■ **What to do**
Without further comment, state how many lines in the listing below contain the word "icon".
::: Data to examine
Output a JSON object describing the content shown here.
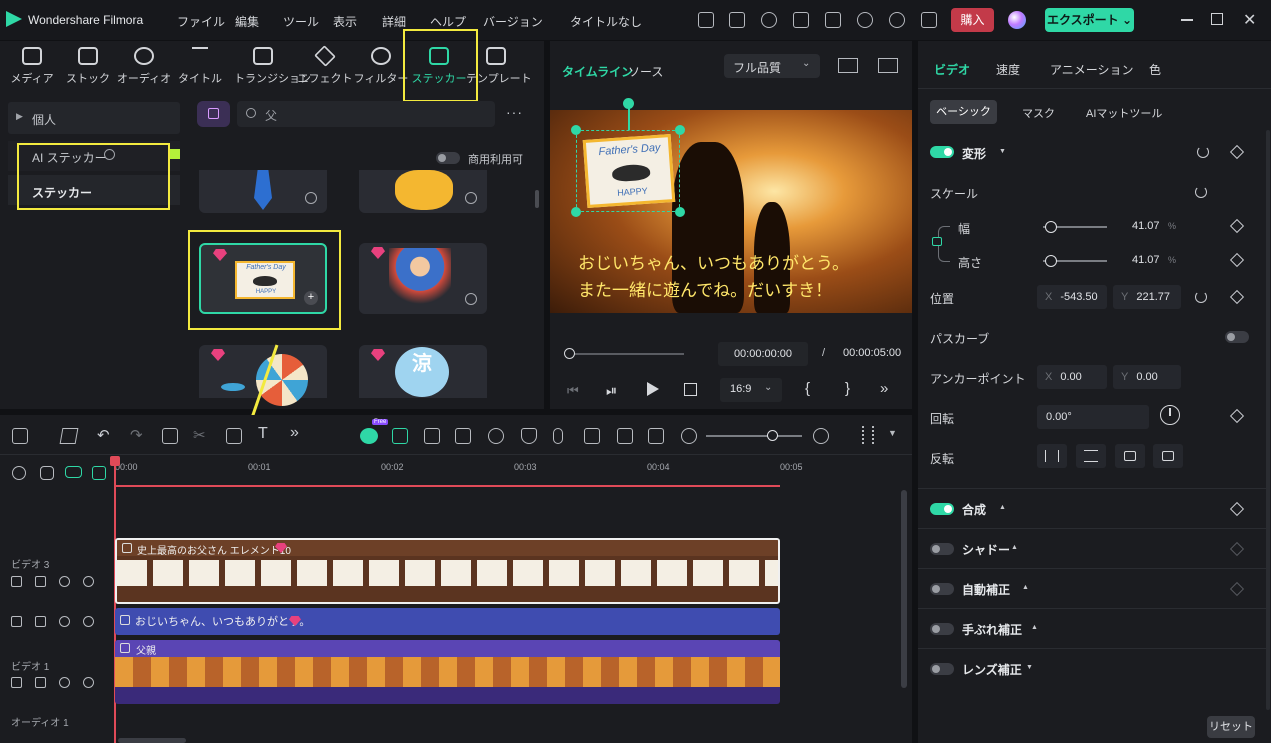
{
  "app": {
    "name": "Wondershare Filmora",
    "project_title": "タイトルなし",
    "buy_label": "購入",
    "export_label": "エクスポート"
  },
  "menu": [
    "ファイル",
    "編集",
    "ツール",
    "表示",
    "詳細",
    "ヘルプ",
    "バージョン"
  ],
  "media_tabs": [
    {
      "label": "メディア",
      "icon": "media-icon"
    },
    {
      "label": "ストック",
      "icon": "stock-icon"
    },
    {
      "label": "オーディオ",
      "icon": "audio-icon"
    },
    {
      "label": "タイトル",
      "icon": "title-icon"
    },
    {
      "label": "トランジション",
      "icon": "transition-icon"
    },
    {
      "label": "エフェクト",
      "icon": "effect-icon"
    },
    {
      "label": "フィルター",
      "icon": "filter-icon"
    },
    {
      "label": "ステッカー",
      "icon": "sticker-icon"
    },
    {
      "label": "テンプレート",
      "icon": "template-icon"
    }
  ],
  "sidebar": {
    "items": [
      "個人",
      "AI ステッカー",
      "ステッカー"
    ]
  },
  "search": {
    "value": "父"
  },
  "commercial_label": "商用利用可",
  "stickers": [
    {
      "title": "tie"
    },
    {
      "title": "bear"
    },
    {
      "title": "Father's Day",
      "tag": "HAPPY"
    },
    {
      "title": "dad"
    },
    {
      "title": "fan"
    },
    {
      "title": "涼"
    }
  ],
  "preview": {
    "tab_timeline": "タイムライン",
    "tab_source": "ソース",
    "quality": "フル品質",
    "caption_line1": "おじいちゃん、いつもありがとう。",
    "caption_line2": "また一緒に遊んでね。だいすき！",
    "sticker_title": "Father's Day",
    "sticker_sub": "HAPPY",
    "current_time": "00:00:00:00",
    "separator": "/",
    "total_time": "00:00:05:00",
    "ratio": "16:9"
  },
  "timeline": {
    "ticks": [
      "00:00",
      "00:01",
      "00:02",
      "00:03",
      "00:04",
      "00:05"
    ],
    "tracks": [
      {
        "label": "ビデオ 3",
        "clip": "史上最高のお父さん エレメント10"
      },
      {
        "label": "",
        "clip": "おじいちゃん、いつもありがとう。"
      },
      {
        "label": "ビデオ 1",
        "clip": "父親"
      },
      {
        "label": "オーディオ 1",
        "clip": ""
      }
    ],
    "new_badge": "Free"
  },
  "inspector": {
    "tabs": [
      "ビデオ",
      "速度",
      "アニメーション",
      "色"
    ],
    "subtabs": [
      "ベーシック",
      "マスク",
      "AIマットツール"
    ],
    "transform": "変形",
    "scale": "スケール",
    "width_label": "幅",
    "height_label": "高さ",
    "width": "41.07",
    "height": "41.07",
    "percent": "%",
    "position": "位置",
    "pos_x_label": "X",
    "pos_x": "-543.50",
    "pos_y_label": "Y",
    "pos_y": "221.77",
    "perspective": "パスカーブ",
    "anchor": "アンカーポイント",
    "anchor_x": "0.00",
    "anchor_y": "0.00",
    "rotation": "回転",
    "rotation_value": "0.00°",
    "flip": "反転",
    "composite": "合成",
    "shadow": "シャドー",
    "auto_enhance": "自動補正",
    "stabilize": "手ぶれ補正",
    "lens": "レンズ補正",
    "reset": "リセット"
  }
}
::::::
■ **Output of the task**
9